Input material:
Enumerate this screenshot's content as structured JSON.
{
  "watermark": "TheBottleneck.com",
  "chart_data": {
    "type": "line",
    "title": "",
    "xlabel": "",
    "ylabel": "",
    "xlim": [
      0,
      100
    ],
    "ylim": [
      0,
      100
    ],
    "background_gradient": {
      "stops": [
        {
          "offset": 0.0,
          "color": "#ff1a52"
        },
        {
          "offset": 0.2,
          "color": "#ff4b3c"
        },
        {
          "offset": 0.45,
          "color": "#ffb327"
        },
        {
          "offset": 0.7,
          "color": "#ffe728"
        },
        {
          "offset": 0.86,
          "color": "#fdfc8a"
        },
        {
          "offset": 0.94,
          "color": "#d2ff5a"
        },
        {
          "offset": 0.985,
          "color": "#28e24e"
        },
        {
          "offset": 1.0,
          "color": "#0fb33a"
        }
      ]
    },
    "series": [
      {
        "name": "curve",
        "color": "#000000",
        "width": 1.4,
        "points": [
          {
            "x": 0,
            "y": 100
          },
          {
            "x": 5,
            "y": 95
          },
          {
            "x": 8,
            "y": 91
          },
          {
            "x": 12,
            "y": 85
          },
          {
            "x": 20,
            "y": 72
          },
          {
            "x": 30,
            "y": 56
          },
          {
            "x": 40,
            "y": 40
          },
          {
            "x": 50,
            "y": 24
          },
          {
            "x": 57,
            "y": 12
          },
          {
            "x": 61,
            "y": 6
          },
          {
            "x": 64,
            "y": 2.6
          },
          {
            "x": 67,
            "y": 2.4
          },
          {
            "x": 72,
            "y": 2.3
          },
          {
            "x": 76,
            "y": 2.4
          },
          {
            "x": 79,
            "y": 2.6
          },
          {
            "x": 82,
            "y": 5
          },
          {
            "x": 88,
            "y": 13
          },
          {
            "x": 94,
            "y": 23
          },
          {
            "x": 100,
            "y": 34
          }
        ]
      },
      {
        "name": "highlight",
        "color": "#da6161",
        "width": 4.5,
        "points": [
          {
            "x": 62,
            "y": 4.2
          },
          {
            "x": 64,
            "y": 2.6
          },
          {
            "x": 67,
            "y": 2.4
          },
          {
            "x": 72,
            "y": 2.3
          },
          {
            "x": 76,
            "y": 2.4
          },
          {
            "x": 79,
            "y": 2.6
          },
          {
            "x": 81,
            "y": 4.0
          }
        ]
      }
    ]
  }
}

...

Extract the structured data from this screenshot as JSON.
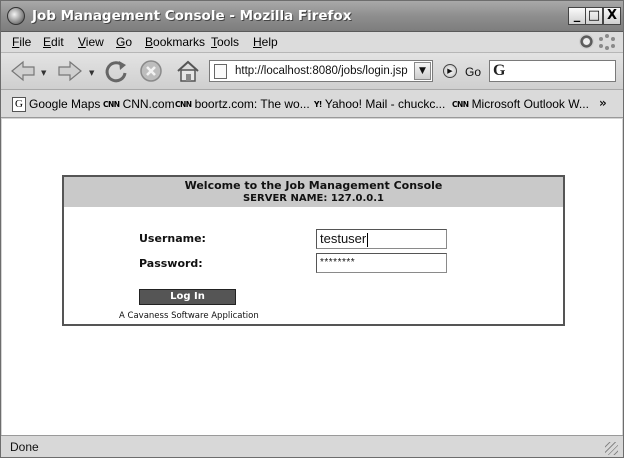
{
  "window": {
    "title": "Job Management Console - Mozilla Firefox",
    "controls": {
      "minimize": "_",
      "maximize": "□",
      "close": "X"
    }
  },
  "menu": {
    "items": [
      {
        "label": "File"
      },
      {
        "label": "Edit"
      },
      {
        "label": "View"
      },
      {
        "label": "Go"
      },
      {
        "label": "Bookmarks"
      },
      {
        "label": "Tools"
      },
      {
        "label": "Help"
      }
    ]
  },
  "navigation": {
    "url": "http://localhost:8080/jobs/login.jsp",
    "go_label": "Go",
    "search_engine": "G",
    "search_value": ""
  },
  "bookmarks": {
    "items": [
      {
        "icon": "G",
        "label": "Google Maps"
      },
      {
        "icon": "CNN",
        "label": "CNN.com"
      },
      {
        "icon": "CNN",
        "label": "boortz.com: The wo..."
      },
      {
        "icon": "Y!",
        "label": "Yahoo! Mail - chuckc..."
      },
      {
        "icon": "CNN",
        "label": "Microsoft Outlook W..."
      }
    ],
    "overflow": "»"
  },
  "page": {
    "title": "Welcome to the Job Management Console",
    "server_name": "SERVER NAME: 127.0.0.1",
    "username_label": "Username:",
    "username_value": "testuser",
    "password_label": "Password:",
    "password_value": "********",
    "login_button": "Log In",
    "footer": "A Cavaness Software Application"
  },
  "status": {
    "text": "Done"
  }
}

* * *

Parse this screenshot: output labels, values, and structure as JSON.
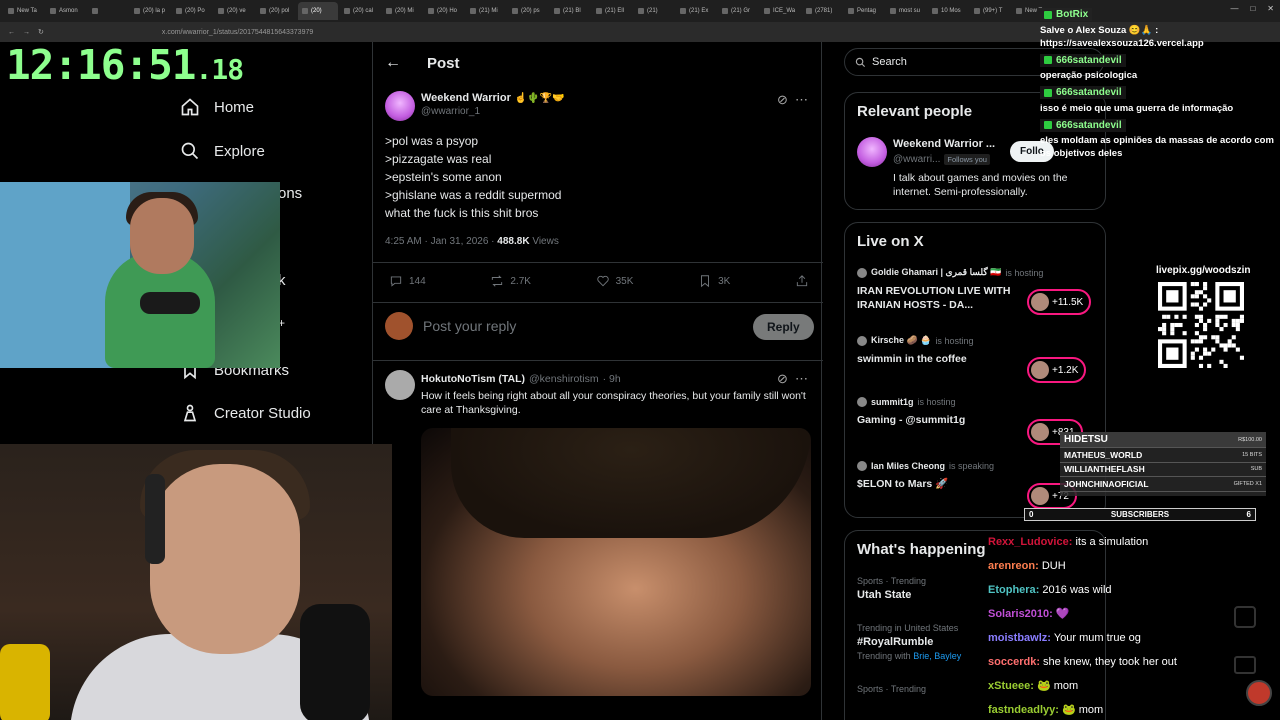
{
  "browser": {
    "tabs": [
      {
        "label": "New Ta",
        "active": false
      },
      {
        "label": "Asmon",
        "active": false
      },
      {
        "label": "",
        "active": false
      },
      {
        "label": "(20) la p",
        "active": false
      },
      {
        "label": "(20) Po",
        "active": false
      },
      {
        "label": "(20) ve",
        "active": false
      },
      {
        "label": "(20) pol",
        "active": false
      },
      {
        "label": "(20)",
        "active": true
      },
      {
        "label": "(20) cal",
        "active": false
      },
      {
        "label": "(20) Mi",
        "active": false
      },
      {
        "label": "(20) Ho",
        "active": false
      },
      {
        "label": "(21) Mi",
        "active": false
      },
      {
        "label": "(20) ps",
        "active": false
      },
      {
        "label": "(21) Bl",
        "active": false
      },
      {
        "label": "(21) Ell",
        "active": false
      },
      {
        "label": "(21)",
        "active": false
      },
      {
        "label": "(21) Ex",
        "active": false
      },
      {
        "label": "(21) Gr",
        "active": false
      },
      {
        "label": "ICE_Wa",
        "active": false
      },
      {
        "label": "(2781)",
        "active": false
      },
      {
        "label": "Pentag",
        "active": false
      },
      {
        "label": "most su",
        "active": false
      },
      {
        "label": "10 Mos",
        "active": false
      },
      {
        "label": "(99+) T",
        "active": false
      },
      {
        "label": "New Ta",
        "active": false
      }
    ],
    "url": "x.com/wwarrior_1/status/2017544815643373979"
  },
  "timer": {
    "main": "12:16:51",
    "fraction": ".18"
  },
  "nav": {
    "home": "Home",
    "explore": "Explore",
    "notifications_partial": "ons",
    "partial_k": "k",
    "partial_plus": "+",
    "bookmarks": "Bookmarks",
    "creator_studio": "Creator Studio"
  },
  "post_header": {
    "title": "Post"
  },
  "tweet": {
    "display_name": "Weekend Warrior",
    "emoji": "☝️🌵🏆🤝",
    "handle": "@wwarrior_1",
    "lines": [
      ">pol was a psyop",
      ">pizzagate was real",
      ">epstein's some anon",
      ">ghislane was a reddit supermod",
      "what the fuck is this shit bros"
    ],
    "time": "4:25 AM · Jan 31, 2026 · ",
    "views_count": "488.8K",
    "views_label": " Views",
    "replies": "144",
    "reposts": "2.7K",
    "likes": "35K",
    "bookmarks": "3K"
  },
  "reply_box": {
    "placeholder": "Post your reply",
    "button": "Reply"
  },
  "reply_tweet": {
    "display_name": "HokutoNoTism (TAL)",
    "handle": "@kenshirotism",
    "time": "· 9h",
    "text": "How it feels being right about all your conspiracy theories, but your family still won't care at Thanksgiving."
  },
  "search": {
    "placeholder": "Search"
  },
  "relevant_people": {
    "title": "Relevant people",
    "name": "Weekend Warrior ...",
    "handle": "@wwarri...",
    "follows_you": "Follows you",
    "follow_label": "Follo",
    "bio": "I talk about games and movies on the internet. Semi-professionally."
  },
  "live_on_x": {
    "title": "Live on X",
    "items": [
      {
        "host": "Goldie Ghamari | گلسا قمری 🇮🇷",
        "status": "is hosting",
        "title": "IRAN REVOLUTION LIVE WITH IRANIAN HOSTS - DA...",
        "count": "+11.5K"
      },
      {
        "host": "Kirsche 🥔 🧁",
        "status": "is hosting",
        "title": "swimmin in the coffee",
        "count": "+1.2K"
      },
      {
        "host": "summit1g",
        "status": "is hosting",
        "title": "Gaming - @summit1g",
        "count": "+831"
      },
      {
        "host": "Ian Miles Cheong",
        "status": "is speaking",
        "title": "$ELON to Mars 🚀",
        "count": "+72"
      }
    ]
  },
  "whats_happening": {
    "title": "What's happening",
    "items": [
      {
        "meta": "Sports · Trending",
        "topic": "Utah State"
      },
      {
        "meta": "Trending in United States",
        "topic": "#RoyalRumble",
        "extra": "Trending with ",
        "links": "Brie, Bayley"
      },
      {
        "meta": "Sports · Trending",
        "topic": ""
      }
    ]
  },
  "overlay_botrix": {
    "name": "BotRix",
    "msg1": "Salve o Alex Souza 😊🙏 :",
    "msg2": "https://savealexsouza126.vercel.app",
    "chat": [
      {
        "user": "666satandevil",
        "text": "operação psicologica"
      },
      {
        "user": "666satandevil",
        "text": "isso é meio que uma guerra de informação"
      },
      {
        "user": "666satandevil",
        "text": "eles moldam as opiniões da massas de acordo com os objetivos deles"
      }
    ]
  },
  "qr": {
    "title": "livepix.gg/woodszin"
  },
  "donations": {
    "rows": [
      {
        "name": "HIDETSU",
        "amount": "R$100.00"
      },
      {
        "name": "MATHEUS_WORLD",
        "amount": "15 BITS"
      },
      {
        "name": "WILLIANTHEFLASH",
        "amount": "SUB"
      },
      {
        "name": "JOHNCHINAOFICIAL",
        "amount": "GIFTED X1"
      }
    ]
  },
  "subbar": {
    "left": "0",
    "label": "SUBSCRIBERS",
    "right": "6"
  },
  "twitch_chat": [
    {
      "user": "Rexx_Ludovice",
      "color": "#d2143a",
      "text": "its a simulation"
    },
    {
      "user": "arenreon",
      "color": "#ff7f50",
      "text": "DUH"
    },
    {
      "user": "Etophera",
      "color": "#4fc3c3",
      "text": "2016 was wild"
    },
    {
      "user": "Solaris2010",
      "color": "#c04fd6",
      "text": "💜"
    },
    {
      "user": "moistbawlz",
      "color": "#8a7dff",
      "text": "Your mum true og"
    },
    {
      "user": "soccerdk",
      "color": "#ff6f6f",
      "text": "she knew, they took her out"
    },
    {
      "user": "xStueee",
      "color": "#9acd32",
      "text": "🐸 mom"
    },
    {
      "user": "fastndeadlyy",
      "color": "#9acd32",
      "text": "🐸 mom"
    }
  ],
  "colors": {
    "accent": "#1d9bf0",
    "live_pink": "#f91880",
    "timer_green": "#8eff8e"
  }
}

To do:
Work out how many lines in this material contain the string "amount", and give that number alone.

Reply:
4